Easy Afghan Knitting Patterns
To get the knitting patterns, scroll down the page to the individual pattern you want and click on the link to that pattern.
These patterns are not my designs but links to other designers who have generously shared their patterns. If you have questions about how to knit a specific pattern, please contact the designer directly.
All links on this site are for informational purposes, but please note that some links are to affiliate sellers that pay me a small commission on purchases.
Free Knitting Patterns
A simple repetitive chevron stitch pattern in bulky yarn makes a quick throw. Rated very easy or easy by most Ravelrers. Designed by Sarah Fama. Pictured project by Divagranny. One of 7 knitting patterns in Cozy Knitted Blanket Patterns ebook by Interweave Knits.
Easy Tweed Blanket
Easy afghan texture in just knit and purl stitches. Designed by Patons UK
Easy Textured Throw
Easy afghan in with an 8-row stitch pattern of knit and purl stitches. Quick knit in chunky yarn. Perfect warm weather throw in cotton yarn. Rated easy by Bernat. I love knitting with the recommended Bernat Maker Home Dec cotton yarn.
Cozy Triangle Throw
This easy afghan features triangle texture in knit and purl stitches with a 16 row repeat – though the 8 wrong side rows are just purl. Quick knit in super bulky yarn. Rated easy by Bernat.
This easy throw reminds me of my Chevron Hat Knitting Pattern and I love that stitch! It creates a great design with very little work. The pattern calls for 3 strands of Aran yarn held together and knit on size 13 needles. I think I would try knitting with 1 strand of bulky or super bulky instead.
Sweet Scallops Throw
This easy afghan has an all-over lace pattern that is easy to memorize. 14 stitch, 6 row repeat. Rated easy by the Red Heart Design Team and Ravelrers. Pictured project by msbluetuesday
Elegant Lapghan and Pillow
This easy lace afghan with matching pillow designed by Julie Hines features a feather and fan pattern that looks beautiful in multi-color yarn.
This throw with an all-over 4-stitch repeat pattern by Alexis Layton has been rated easy by more than a hundred Ravelrers. Pictured project by woolnut1
This unique but easy afghan by Kristin Omdahl is knit starting from the center and working outwards until it is the perfect size for relaxing. Designed to combine two colorways of multi-color yarn. Pictured project by ingoingo
Arrowhead Lace Throw
This easy afghan by Grace Alexander features a simple all-over lace stitch in an elegant, lightweight throw. Size 43″ x 45″
Patterns for Purchase
Easy Cable Blanket
This pattern from Matilda’s Meadow features easy braided cables alternating with a ridge stitch section.

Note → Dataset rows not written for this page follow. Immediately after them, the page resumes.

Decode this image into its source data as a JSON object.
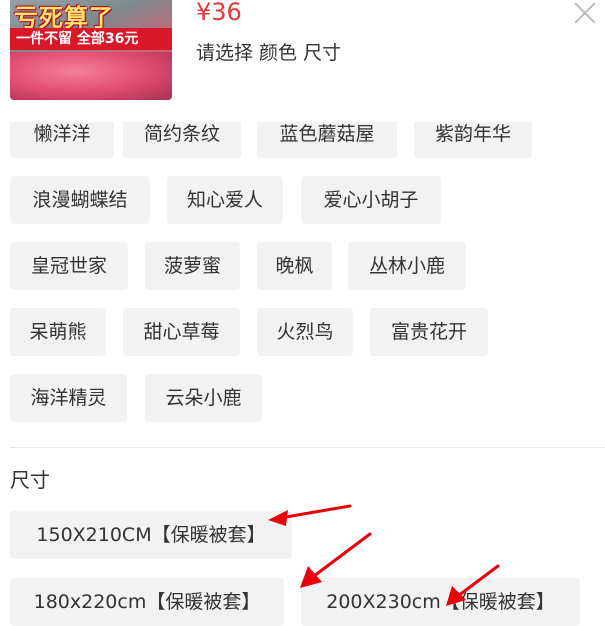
{
  "product": {
    "thumb_text_main": "亏死算了",
    "thumb_text_sub": "一件不留 全部36元",
    "price": "¥36",
    "select_hint": "请选择 颜色 尺寸"
  },
  "color_options": [
    "懒洋洋",
    "简约条纹",
    "蓝色蘑菇屋",
    "紫韵年华",
    "浪漫蝴蝶结",
    "知心爱人",
    "爱心小胡子",
    "皇冠世家",
    "菠萝蜜",
    "晚枫",
    "丛林小鹿",
    "呆萌熊",
    "甜心草莓",
    "火烈鸟",
    "富贵花开",
    "海洋精灵",
    "云朵小鹿"
  ],
  "size_section": {
    "title": "尺寸",
    "options": [
      "150X210CM【保暖被套】",
      "180x220cm【保暖被套】",
      "200X230cm【保暖被套】"
    ]
  },
  "colors": {
    "price_red": "#e4393c",
    "chip_bg": "#f2f2f2",
    "annotation_red": "#e8000b"
  },
  "icons": {
    "close": "close-icon"
  }
}
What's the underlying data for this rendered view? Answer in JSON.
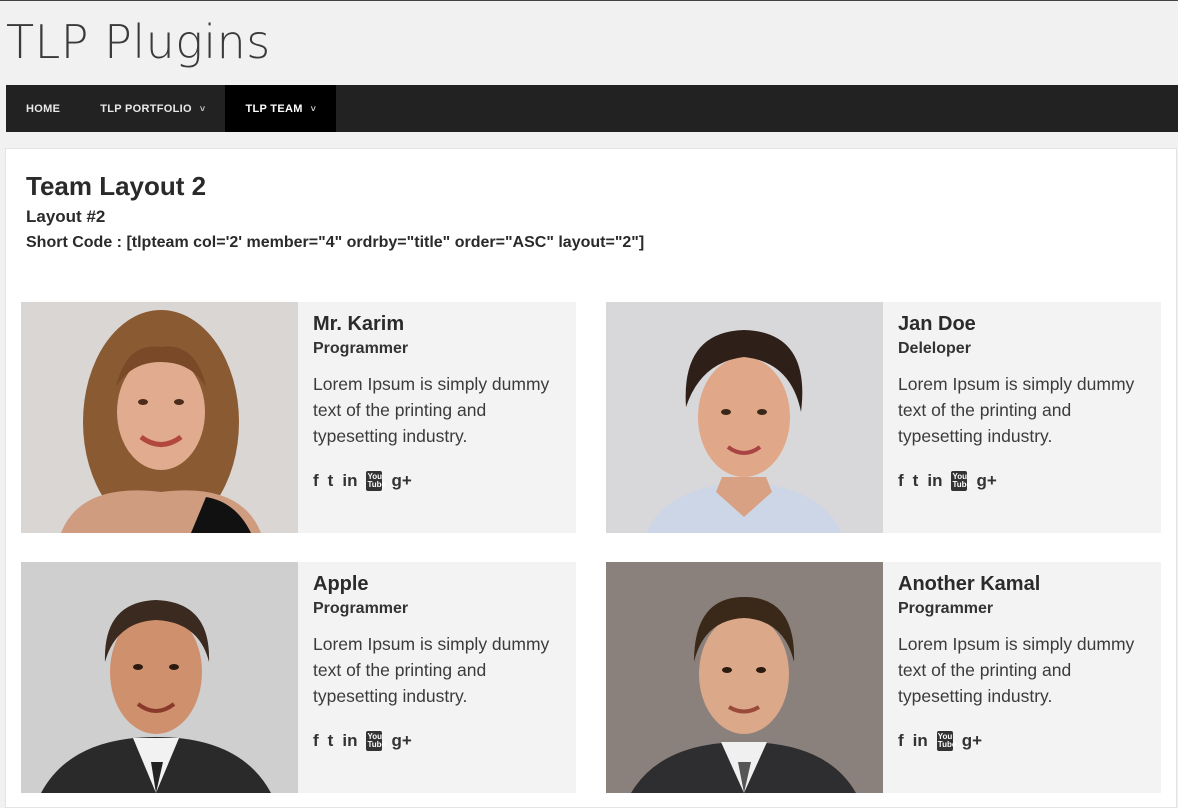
{
  "site": {
    "title": "TLP Plugins"
  },
  "nav": {
    "items": [
      {
        "label": "HOME",
        "dropdown": false,
        "active": false
      },
      {
        "label": "TLP PORTFOLIO",
        "dropdown": true,
        "active": false
      },
      {
        "label": "TLP TEAM",
        "dropdown": true,
        "active": true
      }
    ],
    "caret": "˅"
  },
  "page": {
    "title": "Team Layout 2",
    "subtitle": "Layout #2",
    "shortcode": "Short Code : [tlpteam col='2' member=\"4\" ordrby=\"title\" order=\"ASC\" layout=\"2\"]"
  },
  "members": [
    {
      "name": "Mr. Karim",
      "role": "Programmer",
      "description": "Lorem Ipsum is simply dummy text of the printing and typesetting industry.",
      "social": [
        "f",
        "t",
        "in",
        "You Tube",
        "g+"
      ]
    },
    {
      "name": "Jan Doe",
      "role": "Deleloper",
      "description": "Lorem Ipsum is simply dummy text of the printing and typesetting industry.",
      "social": [
        "f",
        "t",
        "in",
        "You Tube",
        "g+"
      ]
    },
    {
      "name": "Apple",
      "role": "Programmer",
      "description": "Lorem Ipsum is simply dummy text of the printing and typesetting industry.",
      "social": [
        "f",
        "t",
        "in",
        "You Tube",
        "g+"
      ]
    },
    {
      "name": "Another Kamal",
      "role": "Programmer",
      "description": "Lorem Ipsum is simply dummy text of the printing and typesetting industry.",
      "social": [
        "f",
        "in",
        "You Tube",
        "g+"
      ]
    }
  ],
  "colors": {
    "navbar": "#222222",
    "nav_active": "#000000",
    "card_bg": "#f3f3f3"
  }
}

Three sizes from small baby blanket to large afghan. Rated easy by the designer.
Tempting Texture Throw
Easy afghan featuring braided cables in worsted weight yarn

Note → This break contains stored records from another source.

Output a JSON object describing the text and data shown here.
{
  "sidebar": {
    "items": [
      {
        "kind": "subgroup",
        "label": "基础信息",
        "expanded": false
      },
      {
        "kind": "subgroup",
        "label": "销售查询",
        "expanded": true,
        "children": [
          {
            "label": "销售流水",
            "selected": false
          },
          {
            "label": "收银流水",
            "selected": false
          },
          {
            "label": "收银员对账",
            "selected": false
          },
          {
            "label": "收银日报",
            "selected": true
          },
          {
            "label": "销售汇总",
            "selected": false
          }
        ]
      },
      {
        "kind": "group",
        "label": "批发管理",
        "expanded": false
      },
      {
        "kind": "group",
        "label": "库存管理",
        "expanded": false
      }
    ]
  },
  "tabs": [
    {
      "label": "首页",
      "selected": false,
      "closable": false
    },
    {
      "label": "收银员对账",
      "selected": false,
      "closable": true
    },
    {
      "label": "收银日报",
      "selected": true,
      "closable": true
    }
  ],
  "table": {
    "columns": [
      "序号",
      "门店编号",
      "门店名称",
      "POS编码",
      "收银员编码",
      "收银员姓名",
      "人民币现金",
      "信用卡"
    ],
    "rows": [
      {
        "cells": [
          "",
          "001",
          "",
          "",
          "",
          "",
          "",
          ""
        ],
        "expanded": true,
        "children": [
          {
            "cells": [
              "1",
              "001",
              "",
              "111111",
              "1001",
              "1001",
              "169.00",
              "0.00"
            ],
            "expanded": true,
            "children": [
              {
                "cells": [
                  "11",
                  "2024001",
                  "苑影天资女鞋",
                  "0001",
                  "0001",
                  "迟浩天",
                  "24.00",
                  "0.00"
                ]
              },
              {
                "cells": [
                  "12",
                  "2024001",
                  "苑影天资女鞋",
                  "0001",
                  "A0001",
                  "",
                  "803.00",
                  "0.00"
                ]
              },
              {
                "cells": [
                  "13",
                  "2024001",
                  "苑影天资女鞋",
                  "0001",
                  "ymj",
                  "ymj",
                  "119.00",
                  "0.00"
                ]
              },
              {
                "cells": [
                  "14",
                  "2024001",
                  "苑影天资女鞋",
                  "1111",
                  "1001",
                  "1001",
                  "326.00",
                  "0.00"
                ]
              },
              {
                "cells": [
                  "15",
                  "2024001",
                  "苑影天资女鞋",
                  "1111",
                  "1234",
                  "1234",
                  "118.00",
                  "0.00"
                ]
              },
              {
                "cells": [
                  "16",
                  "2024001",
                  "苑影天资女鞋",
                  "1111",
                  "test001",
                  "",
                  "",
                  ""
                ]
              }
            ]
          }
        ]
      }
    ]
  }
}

Rib Afghan and Bolster
Easy pattern for textured blanket and matching cushion. Quick knit in bulky yarn. Afghan: 44″ x 66″ Bolster: 20″L x 19″ in circumference
Beautiful in Green Squared
Easy quick lace afghan is one of 10 fast easy blanket and throw designs by Rita Weiss in the ebook Make in a Weekend Afghans to Knit.
Patchwork Trio Afghan
Easy afghan with a checkerboard of stockinette, seed and cable blocks. Pictured project by knitsinNC
This easy afghan features an elegant eagle feather motif down the side. Quick knit in bulky yarn.
Moderne Log Cabin Blanket
Easy knitting pattern for a modern update of the classic log cabin afghan from Kay Gardiner and Ann Shayne’s classic Mason Dixon Knitting. Pictured project by mustaavillaa used striped blocks for the afghan.
Suitable for beginners who can knit and purl. Worked in one piece — no seams or stitches to pick up – and no wrong side. Three different designs with an easy-to-follow chart for each: Square-In-Square, Zig-Zag, and Basket Weave.
Third Street Blanket
How could I resist posting this throw inspired by the River Market area of my home Kansas City!
Terry is a knitting late-bloomer, learning to knit as an adult from Internet tutorials, because she wanted a craft that was useful, fun, and portable. Knitting hats for cancer patients inspired her to design her own patterns—available for free at her blog, intheloopknitting.com. Terry met her husband Ken at a science fiction convention and moved to the Kansas City area to be with him more than 30 years ago. Terry supports her yarn stash by creating websites and other digital media. Terry firmly believes in Knitting in Public—it's a great conversation starter!